**Work instructions**.
Report the lines of the data below that contain the string "value".
*** Opening of Given data ***
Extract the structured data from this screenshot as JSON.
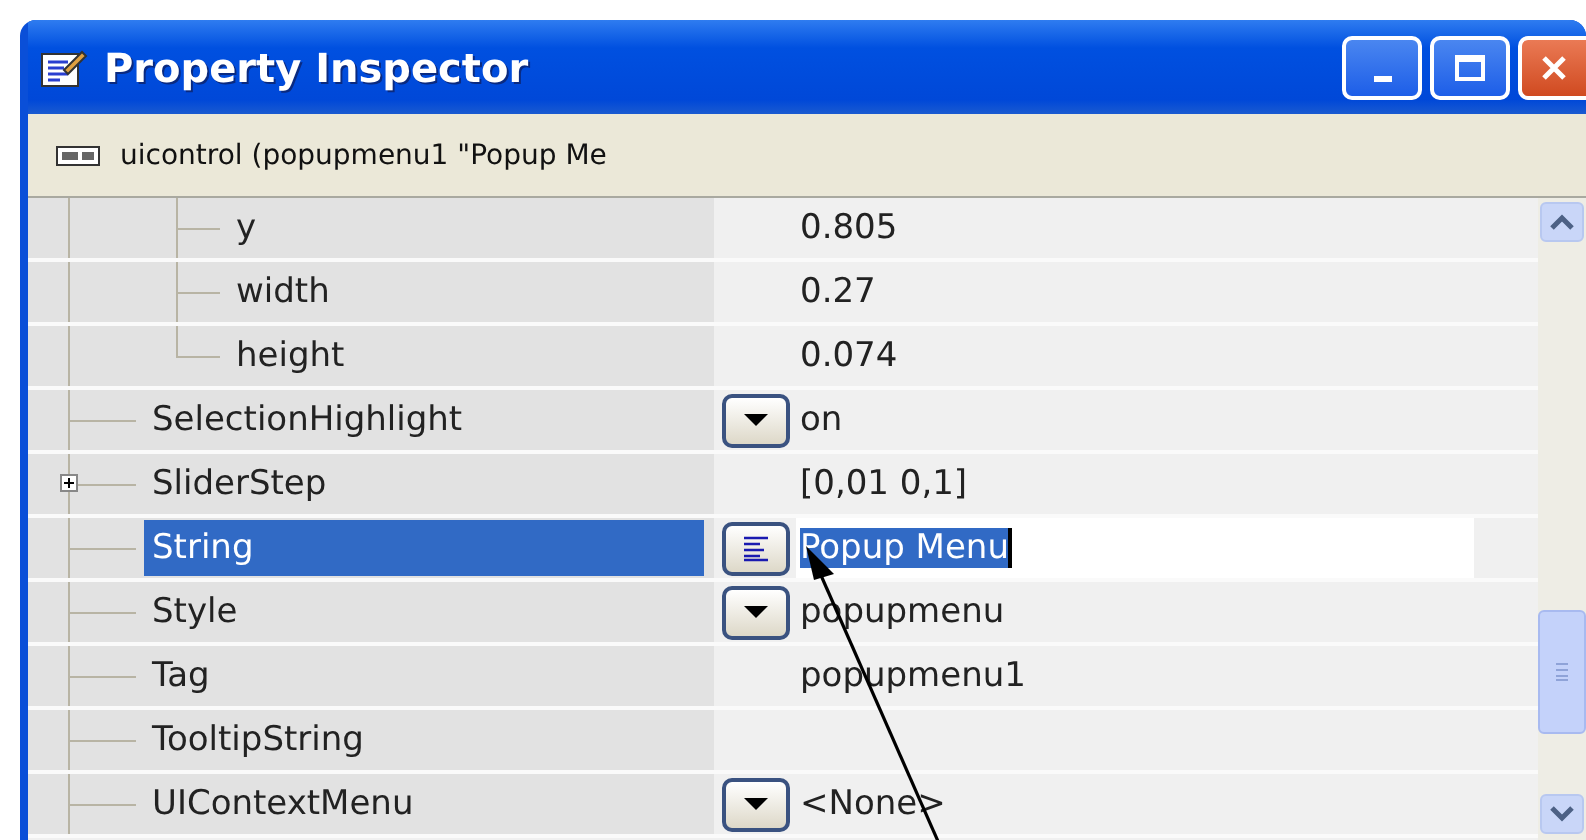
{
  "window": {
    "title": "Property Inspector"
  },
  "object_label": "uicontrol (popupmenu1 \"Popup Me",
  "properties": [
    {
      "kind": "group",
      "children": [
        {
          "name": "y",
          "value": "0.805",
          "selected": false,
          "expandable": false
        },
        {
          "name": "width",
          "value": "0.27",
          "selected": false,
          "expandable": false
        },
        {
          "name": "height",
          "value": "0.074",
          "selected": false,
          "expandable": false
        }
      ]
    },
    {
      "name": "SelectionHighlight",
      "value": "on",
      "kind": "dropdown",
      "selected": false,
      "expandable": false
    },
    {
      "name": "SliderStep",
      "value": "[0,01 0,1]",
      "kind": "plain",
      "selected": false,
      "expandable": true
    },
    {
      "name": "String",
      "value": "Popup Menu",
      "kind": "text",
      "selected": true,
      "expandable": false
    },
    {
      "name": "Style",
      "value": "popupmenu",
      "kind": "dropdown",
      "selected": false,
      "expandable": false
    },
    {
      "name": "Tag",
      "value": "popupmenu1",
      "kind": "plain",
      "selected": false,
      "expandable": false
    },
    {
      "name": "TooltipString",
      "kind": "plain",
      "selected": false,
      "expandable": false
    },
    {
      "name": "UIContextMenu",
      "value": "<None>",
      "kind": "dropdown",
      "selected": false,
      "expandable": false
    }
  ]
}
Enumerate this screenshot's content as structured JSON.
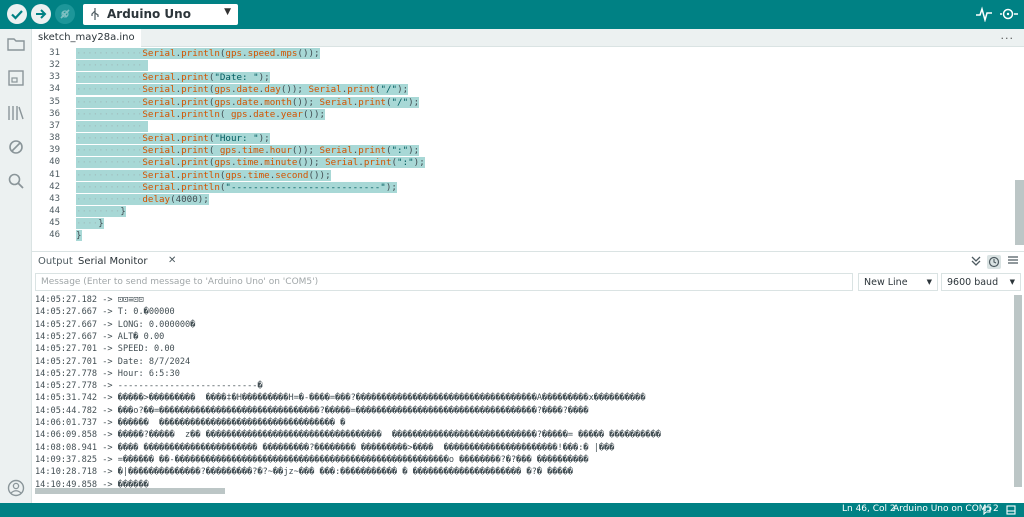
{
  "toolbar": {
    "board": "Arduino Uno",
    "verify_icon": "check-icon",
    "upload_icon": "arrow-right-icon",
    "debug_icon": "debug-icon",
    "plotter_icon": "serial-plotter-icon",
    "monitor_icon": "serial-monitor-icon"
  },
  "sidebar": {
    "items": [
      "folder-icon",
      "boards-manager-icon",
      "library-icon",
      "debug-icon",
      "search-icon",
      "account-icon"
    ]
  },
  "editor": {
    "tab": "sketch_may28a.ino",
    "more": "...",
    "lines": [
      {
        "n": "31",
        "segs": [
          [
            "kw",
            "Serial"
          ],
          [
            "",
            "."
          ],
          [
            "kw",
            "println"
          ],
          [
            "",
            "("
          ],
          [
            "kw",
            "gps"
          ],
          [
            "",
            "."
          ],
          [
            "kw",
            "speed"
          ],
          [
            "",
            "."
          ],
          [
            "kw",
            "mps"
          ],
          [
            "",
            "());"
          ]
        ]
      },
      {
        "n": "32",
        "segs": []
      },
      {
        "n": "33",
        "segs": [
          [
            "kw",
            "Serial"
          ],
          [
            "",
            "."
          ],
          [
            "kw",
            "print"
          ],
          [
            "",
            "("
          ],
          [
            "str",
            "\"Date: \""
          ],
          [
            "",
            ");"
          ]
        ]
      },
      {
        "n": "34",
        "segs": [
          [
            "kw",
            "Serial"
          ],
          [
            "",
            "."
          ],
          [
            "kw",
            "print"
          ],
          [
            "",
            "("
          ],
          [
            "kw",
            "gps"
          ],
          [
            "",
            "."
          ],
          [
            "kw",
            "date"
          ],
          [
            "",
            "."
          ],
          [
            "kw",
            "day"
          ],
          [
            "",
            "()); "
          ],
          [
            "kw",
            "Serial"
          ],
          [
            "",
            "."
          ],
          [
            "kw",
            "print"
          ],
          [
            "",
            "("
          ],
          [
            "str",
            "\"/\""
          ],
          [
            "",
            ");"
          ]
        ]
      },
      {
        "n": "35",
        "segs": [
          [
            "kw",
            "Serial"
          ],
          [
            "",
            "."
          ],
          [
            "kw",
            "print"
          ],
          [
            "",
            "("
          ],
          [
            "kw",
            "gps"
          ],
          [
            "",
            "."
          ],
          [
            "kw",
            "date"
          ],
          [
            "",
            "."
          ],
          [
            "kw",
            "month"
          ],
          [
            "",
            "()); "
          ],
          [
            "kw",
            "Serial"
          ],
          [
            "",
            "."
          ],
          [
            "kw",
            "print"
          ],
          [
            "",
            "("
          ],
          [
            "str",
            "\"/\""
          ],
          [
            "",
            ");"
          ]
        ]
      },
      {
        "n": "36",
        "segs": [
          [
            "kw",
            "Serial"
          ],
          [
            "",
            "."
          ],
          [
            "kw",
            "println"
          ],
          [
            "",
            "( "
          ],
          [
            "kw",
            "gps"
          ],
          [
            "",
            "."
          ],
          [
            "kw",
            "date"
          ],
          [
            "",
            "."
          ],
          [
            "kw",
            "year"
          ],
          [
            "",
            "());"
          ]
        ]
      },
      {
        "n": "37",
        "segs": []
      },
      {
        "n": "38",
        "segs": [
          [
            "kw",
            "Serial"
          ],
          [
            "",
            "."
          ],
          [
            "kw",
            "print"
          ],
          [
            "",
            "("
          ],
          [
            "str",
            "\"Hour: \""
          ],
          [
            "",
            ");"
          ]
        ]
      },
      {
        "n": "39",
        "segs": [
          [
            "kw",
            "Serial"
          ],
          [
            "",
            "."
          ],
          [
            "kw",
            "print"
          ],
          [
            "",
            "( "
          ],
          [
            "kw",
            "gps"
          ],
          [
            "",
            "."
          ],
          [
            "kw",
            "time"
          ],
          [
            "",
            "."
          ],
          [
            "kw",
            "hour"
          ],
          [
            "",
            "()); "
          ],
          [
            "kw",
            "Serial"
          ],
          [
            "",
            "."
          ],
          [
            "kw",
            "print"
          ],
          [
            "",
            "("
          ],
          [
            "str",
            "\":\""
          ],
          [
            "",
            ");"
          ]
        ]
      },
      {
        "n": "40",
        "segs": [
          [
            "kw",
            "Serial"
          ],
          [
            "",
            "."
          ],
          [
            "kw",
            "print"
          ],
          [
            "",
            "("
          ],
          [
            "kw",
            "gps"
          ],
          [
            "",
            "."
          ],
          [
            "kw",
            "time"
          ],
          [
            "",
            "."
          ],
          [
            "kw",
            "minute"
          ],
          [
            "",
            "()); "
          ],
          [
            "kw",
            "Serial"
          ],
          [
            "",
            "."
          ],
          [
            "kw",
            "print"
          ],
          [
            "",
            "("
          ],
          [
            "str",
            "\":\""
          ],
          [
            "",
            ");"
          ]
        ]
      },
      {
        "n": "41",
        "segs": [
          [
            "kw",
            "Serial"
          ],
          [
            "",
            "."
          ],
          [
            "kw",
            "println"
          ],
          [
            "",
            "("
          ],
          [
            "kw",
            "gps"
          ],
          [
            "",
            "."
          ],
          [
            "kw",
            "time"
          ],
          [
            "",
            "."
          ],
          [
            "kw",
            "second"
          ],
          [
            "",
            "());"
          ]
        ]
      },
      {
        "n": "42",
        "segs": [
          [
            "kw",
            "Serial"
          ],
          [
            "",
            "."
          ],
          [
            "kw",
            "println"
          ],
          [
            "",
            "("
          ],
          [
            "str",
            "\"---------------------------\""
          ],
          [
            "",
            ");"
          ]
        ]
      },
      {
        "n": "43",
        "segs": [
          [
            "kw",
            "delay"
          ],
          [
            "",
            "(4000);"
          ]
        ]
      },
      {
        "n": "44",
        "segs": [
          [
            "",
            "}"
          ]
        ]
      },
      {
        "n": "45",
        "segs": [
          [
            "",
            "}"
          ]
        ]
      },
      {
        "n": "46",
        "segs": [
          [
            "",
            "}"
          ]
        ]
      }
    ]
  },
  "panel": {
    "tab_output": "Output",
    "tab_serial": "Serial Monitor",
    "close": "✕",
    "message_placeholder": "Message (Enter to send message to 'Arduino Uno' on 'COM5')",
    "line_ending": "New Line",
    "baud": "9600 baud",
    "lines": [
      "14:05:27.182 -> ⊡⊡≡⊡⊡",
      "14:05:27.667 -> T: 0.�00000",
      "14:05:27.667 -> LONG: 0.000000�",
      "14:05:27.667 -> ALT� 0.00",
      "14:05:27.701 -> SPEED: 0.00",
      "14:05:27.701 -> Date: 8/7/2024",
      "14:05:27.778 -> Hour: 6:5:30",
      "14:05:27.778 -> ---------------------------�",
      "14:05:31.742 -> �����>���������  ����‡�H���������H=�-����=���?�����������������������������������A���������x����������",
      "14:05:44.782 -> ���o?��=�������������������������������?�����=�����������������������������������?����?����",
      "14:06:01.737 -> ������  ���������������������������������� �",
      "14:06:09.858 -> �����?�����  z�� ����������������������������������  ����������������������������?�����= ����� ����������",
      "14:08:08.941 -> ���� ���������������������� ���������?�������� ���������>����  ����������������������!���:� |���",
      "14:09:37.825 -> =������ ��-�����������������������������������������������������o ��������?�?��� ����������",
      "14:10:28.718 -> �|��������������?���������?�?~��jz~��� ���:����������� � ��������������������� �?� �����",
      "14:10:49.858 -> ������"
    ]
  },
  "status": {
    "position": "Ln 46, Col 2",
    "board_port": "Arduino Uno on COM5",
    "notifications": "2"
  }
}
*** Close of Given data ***
**The answer**.
          "value": "0.805",
          "value": "0.27",
          "value": "0.074",
      "value": "on",
      "value": "[0,01 0,1]",
      "value": "Popup Menu",
      "value": "popupmenu",
      "value": "popupmenu1",
      "value": "<None>",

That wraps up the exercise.